I grew up in an area of the country that has four distinct seasons; spring summer, fall and winter. What was that rhyme we used to say when we were kids? March comes in like a bear and goes out like a lamb? And April showers bring May flowers....
When I was a kid, I remember the snow starting to go away in March, and it got muddy. What fun the mud was! Mum hated it, though. We played marbles. March was a windy month, too. Dad would get us kites to fly or make them for us out of newspaper. He knew just how to make them right so they would fly. Crocus's would poke their tiny heads through the snow and remind us of what was to come.
April was a rainy month, but it was also time to get our forts and tree houses in order. Easter break from school was always a train ride into Boston to stay with the grandparents. Tulips and flowers were abundant in gardens along our street. All the neighbors would band together and yards would be raked, debris would be piled onto a trailer for a trip to the dump. Dad would seed the lawn, turn over the remnants of the the last years' garden, and Mum would let us help with the planting.
By May, the trees would be getting their leaves, tiny buds at first but growing bigger and stronger with each passing day. We could go out to play without jackets now. Mum washed and packed them away.
June was always a nice month if memory serves me. The only thing I truly remember about June was the anticipation of getting out of school. There was sandlot baseball and kick the can to play. We could stay outside until just after dark now, and the days were long.
July and August brought summer thunderstorms. The days were humid and steamy. Dad called them 'the dogs days of summer'. We could bicycle to the beach or go swimming in the brook. Try to stay cool however we could. There was no AC in the house.
We were back in school right after Labor Day and the weather seemed to change mysteriously. There seemed a dryness to the air, cooler mornings, and Indian summer came for a week or two. The Indian summer would be short lived, the winds would blow ushering in cooler temps. Jackets were brought out, shaken out, and tried on for size. The trees began their annual change to brilliant colors heralding the end of the season. What vivid reds, oranges, and yellows there were.
By October and November the leaves were gone from the trees, the rains and snow would come. Just before Thanksgiving, a dusting of snow and Dad would bring down the skis. He would spend some time every night resurfacing them in the basement. Our skis weren't the sleek fast skis of today, they were wooden heavy and fiberglass coated.
By Christmas everything was frozen and covered in snow, again. Ski passes for Gunstock Mountain Ski Area and the Gilford Ski Club came with Christmas. We would take lessons and ski every weekend and day off from school through February.
The change of seasons and equinox tells us (via the calender, too) when it's spring, summer, fall and winter. Have my eyes missed winter this year? Was there one? This is the desert. It's early March and it's 80+. This is winter? I think not. The early predecessor of things to come? Yup, hot, hot, and hotter?
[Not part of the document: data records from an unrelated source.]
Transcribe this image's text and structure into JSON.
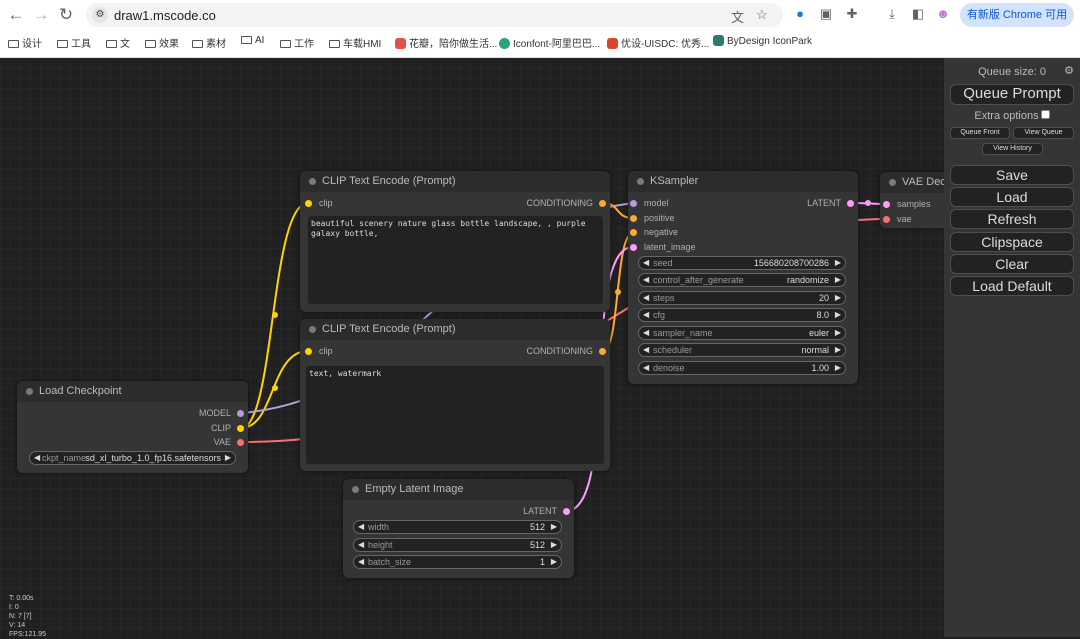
{
  "browser": {
    "url": "draw1.mscode.co",
    "update_label": "有新版 Chrome 可用",
    "bookmarks": [
      {
        "label": "设计",
        "type": "folder"
      },
      {
        "label": "工具",
        "type": "folder"
      },
      {
        "label": "文",
        "type": "folder"
      },
      {
        "label": "效果",
        "type": "folder"
      },
      {
        "label": "素材",
        "type": "folder"
      },
      {
        "label": "AI",
        "type": "folder"
      },
      {
        "label": "工作",
        "type": "folder"
      },
      {
        "label": "车载HMI",
        "type": "folder"
      },
      {
        "label": "花瓣，陪你做生活...",
        "type": "site",
        "color": "#e4504a"
      },
      {
        "label": "Iconfont-阿里巴巴...",
        "type": "site",
        "color": "#2aa37a"
      },
      {
        "label": "优设-UISDC: 优秀...",
        "type": "site",
        "color": "#d8472a"
      },
      {
        "label": "ByDesign IconPark",
        "type": "site",
        "color": "#2c7a6b"
      }
    ]
  },
  "nodes": {
    "clip1": {
      "title": "CLIP Text Encode (Prompt)",
      "input": "clip",
      "output": "CONDITIONING",
      "text": "beautiful scenery nature glass bottle landscape, , purple galaxy bottle,"
    },
    "clip2": {
      "title": "CLIP Text Encode (Prompt)",
      "input": "clip",
      "output": "CONDITIONING",
      "text": "text, watermark"
    },
    "ksampler": {
      "title": "KSampler",
      "inputs": [
        "model",
        "positive",
        "negative",
        "latent_image"
      ],
      "output": "LATENT",
      "widgets": [
        {
          "name": "seed",
          "value": "156680208700286"
        },
        {
          "name": "control_after_generate",
          "value": "randomize"
        },
        {
          "name": "steps",
          "value": "20"
        },
        {
          "name": "cfg",
          "value": "8.0"
        },
        {
          "name": "sampler_name",
          "value": "euler"
        },
        {
          "name": "scheduler",
          "value": "normal"
        },
        {
          "name": "denoise",
          "value": "1.00"
        }
      ]
    },
    "checkpoint": {
      "title": "Load Checkpoint",
      "outputs": [
        "MODEL",
        "CLIP",
        "VAE"
      ],
      "widget": {
        "name": "ckpt_name",
        "value": "sd_xl_turbo_1.0_fp16.safetensors"
      }
    },
    "latent": {
      "title": "Empty Latent Image",
      "output": "LATENT",
      "widgets": [
        {
          "name": "width",
          "value": "512"
        },
        {
          "name": "height",
          "value": "512"
        },
        {
          "name": "batch_size",
          "value": "1"
        }
      ]
    },
    "vae": {
      "title": "VAE Dec",
      "inputs": [
        "samples",
        "vae"
      ]
    }
  },
  "menu": {
    "queue_size": "Queue size: 0",
    "queue_prompt": "Queue Prompt",
    "extra_options": "Extra options",
    "queue_front": "Queue Front",
    "view_queue": "View Queue",
    "view_history": "View History",
    "save": "Save",
    "load": "Load",
    "refresh": "Refresh",
    "clipspace": "Clipspace",
    "clear": "Clear",
    "load_default": "Load Default"
  },
  "stats": [
    "T: 0.00s",
    "I: 0",
    "N: 7 [7]",
    "V: 14",
    "FPS:121.95"
  ],
  "colors": {
    "clip": "#ffd500",
    "model": "#b39ddb",
    "vae": "#ff6e6e",
    "latent": "#ff9cf9",
    "conditioning": "#ffa931"
  }
}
Seriously, I really thought I'd adjust to having two seasons in the desert (comfy and hot). Apparently I haven't .... even after fifteen years.